The discrepancies between the program’s tally of deliveries and Ulrich’s delivery count speak to broader issues in “digital” text mining versus “manual” text mining:
Ulrich’s analysis is a result of countless hours spent eye-to-page with the original text. And as every history teacher drills into their students when conducting research, looking directly at the primary documents minimizes the degrees of interpretation that can alter the original documents. In comparison, my analysis is the result of the original text going through several levels of transformation, like a game of telephone:
Original text -> Typed transcription -> HTML tables -> Python list -> Text file -> Excel table/chart
Each level increases the chance of a mistake. For instance, a quick manual examination using the online version of the diary for 1785 finds an instance of a delivery (marked by ‘Birth’) showing up in the online HTML, but which does not appear in the “raw” HTML files our program is processing and analyzing.
On the other hand, a machine doesn’t get tired and miscount a word tally or accidently skip an entry.
Ulrich brings to bear on the her textual analysis years of historical training and experience along with a deeply intimate understanding of Ballard’s diary. This allows her to take into account one of the most important aspects of reading a document: context. Meanwhile, our program’s ability to understand context is limited quite specifically to the criteria we use to build it. If Ballard attended a delivery but did not mark it in the standard “birth” column like the others, she might mention it more subtly in the main body of the entry.
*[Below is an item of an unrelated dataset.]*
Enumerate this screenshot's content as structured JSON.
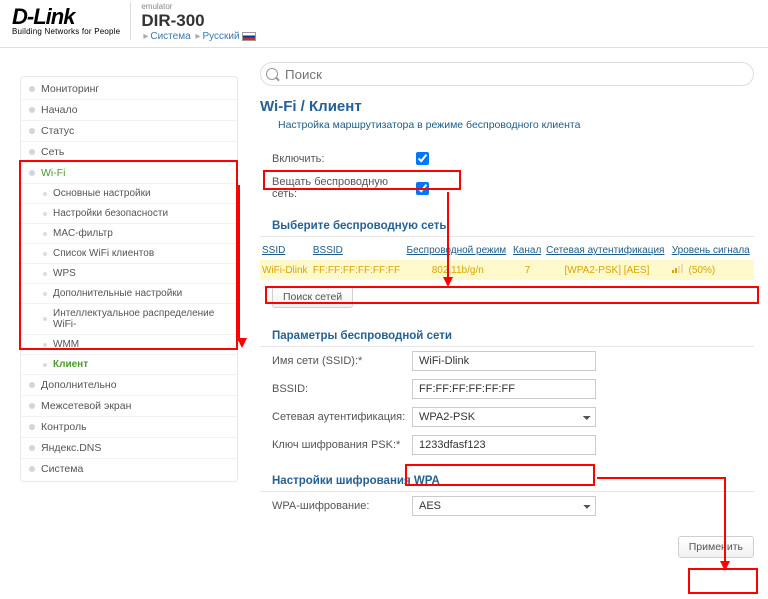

Whereas Ulrich could recognize this and count it as a delivery, our program cannot (at least with the current criteria).
Where the “traditional” skills of a historian come into play with data mining is in the arena of defining these criteria. Using her understanding of the text on a traditional level, Ulrich could create far, far superior criteria than I could for counting the number of deliveries Martha Ballard attends. The trick comes in translating a historian’s instinctual eye into a carefully spelled-out list of criteria for the program.
One area that is advantageous for digital text mining is that of revising the program. Hypothetically, if I realized at a later point that Ballard was also tallying births using another method (maybe a different abbreviated word), it’s fairly simple to add this to the program’s criteria, hit the “Run” button, and immediately see the updated figures for the number of deliveries. In contrast, it would be much, much more difficult to do so manually, especially if the realization came at, say, entry number 7,819. The prospect of re-skimming thousands of entries to update your totals would be fairly daunting.